> **Supplied data**
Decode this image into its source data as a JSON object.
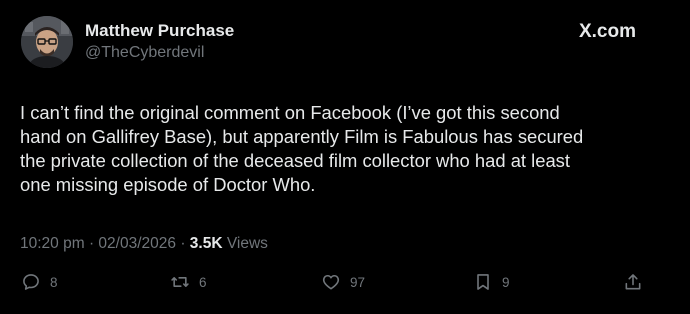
{
  "author": {
    "display_name": "Matthew Purchase",
    "handle": "@TheCyberdevil"
  },
  "brand": {
    "label": "X.com",
    "icon": "x-logo-icon"
  },
  "tweet": {
    "lines": [
      "I can’t find the original comment on Facebook (I’ve got this second",
      "hand on Gallifrey Base), but apparently Film is Fabulous has secured",
      "the private collection of the deceased film collector who had at least",
      "one missing episode of Doctor Who."
    ]
  },
  "meta": {
    "time": "10:20 pm",
    "separator": "·",
    "date": "02/03/2026",
    "views_count": "3.5K",
    "views_label": "Views"
  },
  "actions": {
    "reply_count": "8",
    "repost_count": "6",
    "like_count": "97",
    "bookmark_count": "9"
  },
  "colors": {
    "background": "#000000",
    "primary_text": "#e7e9ea",
    "secondary_text": "#71767b"
  }
}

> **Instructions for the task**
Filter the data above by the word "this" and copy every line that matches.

> **Answer space**
Decode this image into its source data as a JSON object.
      "I can’t find the original comment on Facebook (I’ve got this second",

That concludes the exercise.